- [What to produce] The output should be all entries, each matching the original exactly.

____

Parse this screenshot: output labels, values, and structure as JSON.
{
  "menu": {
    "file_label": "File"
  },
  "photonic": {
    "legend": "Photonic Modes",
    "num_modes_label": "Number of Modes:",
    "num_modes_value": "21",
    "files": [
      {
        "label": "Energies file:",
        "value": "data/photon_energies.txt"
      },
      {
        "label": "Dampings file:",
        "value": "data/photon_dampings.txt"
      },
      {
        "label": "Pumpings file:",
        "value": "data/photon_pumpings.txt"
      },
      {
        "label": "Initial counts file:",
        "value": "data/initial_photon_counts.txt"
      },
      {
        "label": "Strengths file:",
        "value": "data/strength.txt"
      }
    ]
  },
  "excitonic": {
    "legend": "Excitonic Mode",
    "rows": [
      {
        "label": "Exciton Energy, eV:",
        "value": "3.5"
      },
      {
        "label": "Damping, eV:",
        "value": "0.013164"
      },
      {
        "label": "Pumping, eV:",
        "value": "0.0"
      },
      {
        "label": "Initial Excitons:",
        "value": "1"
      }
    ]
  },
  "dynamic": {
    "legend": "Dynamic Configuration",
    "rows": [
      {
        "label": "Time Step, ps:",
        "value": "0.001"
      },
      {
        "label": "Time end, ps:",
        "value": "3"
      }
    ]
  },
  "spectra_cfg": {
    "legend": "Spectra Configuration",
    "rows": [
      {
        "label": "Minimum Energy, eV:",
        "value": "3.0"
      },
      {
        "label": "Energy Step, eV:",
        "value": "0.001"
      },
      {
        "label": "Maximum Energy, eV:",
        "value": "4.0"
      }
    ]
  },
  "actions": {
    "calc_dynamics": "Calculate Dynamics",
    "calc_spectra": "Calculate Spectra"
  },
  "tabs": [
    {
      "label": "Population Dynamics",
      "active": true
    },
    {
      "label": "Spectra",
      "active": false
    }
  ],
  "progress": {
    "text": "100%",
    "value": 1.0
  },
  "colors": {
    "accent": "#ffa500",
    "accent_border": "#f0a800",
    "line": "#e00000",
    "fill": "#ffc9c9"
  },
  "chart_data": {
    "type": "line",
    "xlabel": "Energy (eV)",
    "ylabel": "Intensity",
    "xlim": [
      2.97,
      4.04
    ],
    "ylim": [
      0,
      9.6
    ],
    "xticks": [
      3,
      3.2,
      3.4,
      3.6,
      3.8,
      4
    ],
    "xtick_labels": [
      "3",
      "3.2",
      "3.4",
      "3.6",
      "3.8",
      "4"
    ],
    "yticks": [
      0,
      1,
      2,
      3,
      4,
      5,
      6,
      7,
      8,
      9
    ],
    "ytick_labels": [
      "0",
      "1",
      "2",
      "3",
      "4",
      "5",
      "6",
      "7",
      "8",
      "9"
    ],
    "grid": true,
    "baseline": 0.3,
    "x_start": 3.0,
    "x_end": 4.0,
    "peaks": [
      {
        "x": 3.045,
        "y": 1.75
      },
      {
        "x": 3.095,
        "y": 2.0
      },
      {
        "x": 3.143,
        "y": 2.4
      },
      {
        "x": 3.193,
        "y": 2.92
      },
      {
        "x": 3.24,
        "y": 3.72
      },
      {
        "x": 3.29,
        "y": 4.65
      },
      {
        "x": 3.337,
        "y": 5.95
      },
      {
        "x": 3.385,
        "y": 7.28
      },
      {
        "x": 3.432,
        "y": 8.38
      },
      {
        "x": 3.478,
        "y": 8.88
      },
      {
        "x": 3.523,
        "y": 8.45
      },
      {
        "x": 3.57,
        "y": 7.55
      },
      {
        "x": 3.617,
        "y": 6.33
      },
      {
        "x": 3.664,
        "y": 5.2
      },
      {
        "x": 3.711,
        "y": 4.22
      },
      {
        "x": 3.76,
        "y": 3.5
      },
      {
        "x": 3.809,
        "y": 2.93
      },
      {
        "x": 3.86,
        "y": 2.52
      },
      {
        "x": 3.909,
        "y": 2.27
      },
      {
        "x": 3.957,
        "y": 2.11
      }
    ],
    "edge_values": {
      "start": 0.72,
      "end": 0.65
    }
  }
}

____

- [Expected output]
Parse this screenshot: output labels, values, and structure as JSON.
{
  "menu": {
    "file_label": "File"
  },
  "photonic": {
    "legend": "Photonic Modes",
    "num_modes_label": "Number of Modes:",
    "num_modes_value": "21",
    "files": [
      {
        "label": "Energies file:",
        "value": "data/photon_energies.txt"
      },
      {
        "label": "Dampings file:",
        "value": "data/photon_dampings.txt"
      },
      {
        "label": "Pumpings file:",
        "value": "data/photon_pumpings.txt"
      },
      {
        "label": "Initial counts file:",
        "value": "data/initial_photon_counts.txt"
      },
      {
        "label": "Strengths file:",
        "value": "data/strength.txt"
      }
    ]
  },
  "excitonic": {
    "legend": "Excitonic Mode",
    "rows": [
      {
        "label": "Exciton Energy, eV:",
        "value": "3.5"
      },
      {
        "label": "Damping, eV:",
        "value": "0.013164"
      },
      {
        "label": "Pumping, eV:",
        "value": "0.0"
      },
      {
        "label": "Initial Excitons:",
        "value": "1"
      }
    ]
  },
  "dynamic": {
    "legend": "Dynamic Configuration",
    "rows": [
      {
        "label": "Time Step, ps:",
        "value": "0.001"
      },
      {
        "label": "Time end, ps:",
        "value": "3"
      }
    ]
  },
  "spectra_cfg": {
    "legend": "Spectra Configuration",
    "rows": [
      {
        "label": "Minimum Energy, eV:",
        "value": "3.0"
      },
      {
        "label": "Energy Step, eV:",
        "value": "0.001"
      },
      {
        "label": "Maximum Energy, eV:",
        "value": "4.0"
      }
    ]
  },
  "actions": {
    "calc_dynamics": "Calculate Dynamics",
    "calc_spectra": "Calculate Spectra"
  },
  "tabs": [
    {
      "label": "Population Dynamics",
      "active": true
    },
    {
      "label": "Spectra",
      "active": false
    }
  ],
  "progress": {
    "text": "100%",
    "value": 1.0
  },
  "colors": {
    "accent": "#ffa500",
    "accent_border": "#f0a800",
    "line": "#e00000",
    "fill": "#ffc9c9"
  },
  "chart_data": {
    "type": "line",
    "xlabel": "Energy (eV)",
    "ylabel": "Intensity",
    "xlim": [
      2.97,
      4.04
    ],
    "ylim": [
      0,
      9.6
    ],
    "xticks": [
      3,
      3.2,
      3.4,
      3.6,
      3.8,
      4
    ],
    "xtick_labels": [
      "3",
      "3.2",
      "3.4",
      "3.6",
      "3.8",
      "4"
    ],
    "yticks": [
      0,
      1,
      2,
      3,
      4,
      5,
      6,
      7,
      8,
      9
    ],
    "ytick_labels": [
      "0",
      "1",
      "2",
      "3",
      "4",
      "5",
      "6",
      "7",
      "8",
      "9"
    ],
    "grid": true,
    "baseline": 0.3,
    "x_start": 3.0,
    "x_end": 4.0,
    "peaks": [
      {
        "x": 3.045,
        "y": 1.75
      },
      {
        "x": 3.095,
        "y": 2.0
      },
      {
        "x": 3.143,
        "y": 2.4
      },
      {
        "x": 3.193,
        "y": 2.92
      },
      {
        "x": 3.24,
        "y": 3.72
      },
      {
        "x": 3.29,
        "y": 4.65
      },
      {
        "x": 3.337,
        "y": 5.95
      },
      {
        "x": 3.385,
        "y": 7.28
      },
      {
        "x": 3.432,
        "y": 8.38
      },
      {
        "x": 3.478,
        "y": 8.88
      },
      {
        "x": 3.523,
        "y": 8.45
      },
      {
        "x": 3.57,
        "y": 7.55
      },
      {
        "x": 3.617,
        "y": 6.33
      },
      {
        "x": 3.664,
        "y": 5.2
      },
      {
        "x": 3.711,
        "y": 4.22
      },
      {
        "x": 3.76,
        "y": 3.5
      },
      {
        "x": 3.809,
        "y": 2.93
      },
      {
        "x": 3.86,
        "y": 2.52
      },
      {
        "x": 3.909,
        "y": 2.27
      },
      {
        "x": 3.957,
        "y": 2.11
      }
    ],
    "edge_values": {
      "start": 0.72,
      "end": 0.65
    }
  }
}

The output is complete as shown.